Stock grants soar
There are already examples of corporate boards setting CEOs up for a potential windfall. Many made large stock grants in the first few months of 2009, when stock indexes dipped to levels not seen in more than a decade. The S&P 500 has rebounded more than 30 percent from its early March low, though it's off 44 percent from its October 2007 peak. Given the timing of the early 2009 stock awards, a sustained stock market recovery would supercharge the profits when these options are exercised.
SunTrust Banks illustrates how the rules of the game are changing. Its board voted in February to grant CEO James Wells options on 1.1 million shares, more than four times the number he received in 2008.
That unusually big award became a target of SunTrust shareholder groups, and in April the company said Wells had declined the full amount and would accept only half, 550,000 options. He will have to meet performance goals to earn slightly more than half of those options.
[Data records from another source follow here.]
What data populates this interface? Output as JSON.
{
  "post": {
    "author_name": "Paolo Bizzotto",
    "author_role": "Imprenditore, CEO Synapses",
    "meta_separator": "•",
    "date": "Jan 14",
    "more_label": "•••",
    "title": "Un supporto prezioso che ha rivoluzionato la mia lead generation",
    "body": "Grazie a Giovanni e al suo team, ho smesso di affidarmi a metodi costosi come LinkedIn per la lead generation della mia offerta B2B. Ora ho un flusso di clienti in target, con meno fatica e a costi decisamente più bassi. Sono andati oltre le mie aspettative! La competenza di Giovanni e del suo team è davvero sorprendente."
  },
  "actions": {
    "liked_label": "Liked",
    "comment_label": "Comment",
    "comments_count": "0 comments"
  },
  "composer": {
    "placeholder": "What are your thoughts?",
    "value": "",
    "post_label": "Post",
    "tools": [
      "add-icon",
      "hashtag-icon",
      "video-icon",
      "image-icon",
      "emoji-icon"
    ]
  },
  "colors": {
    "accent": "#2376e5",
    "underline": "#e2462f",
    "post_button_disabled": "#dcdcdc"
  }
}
The exercise price on the 2009 grants is about $9 a share, reflecting the bank's stock price in February when it was close to an 18-year low. A year earlier his options had an exercise price close to $65, where the shares were then trading. SunTrust shares now are at $15, meaning that while Wells' 2008 options are deep under water, his 2009 options already are in the money to the tune of about $3 million.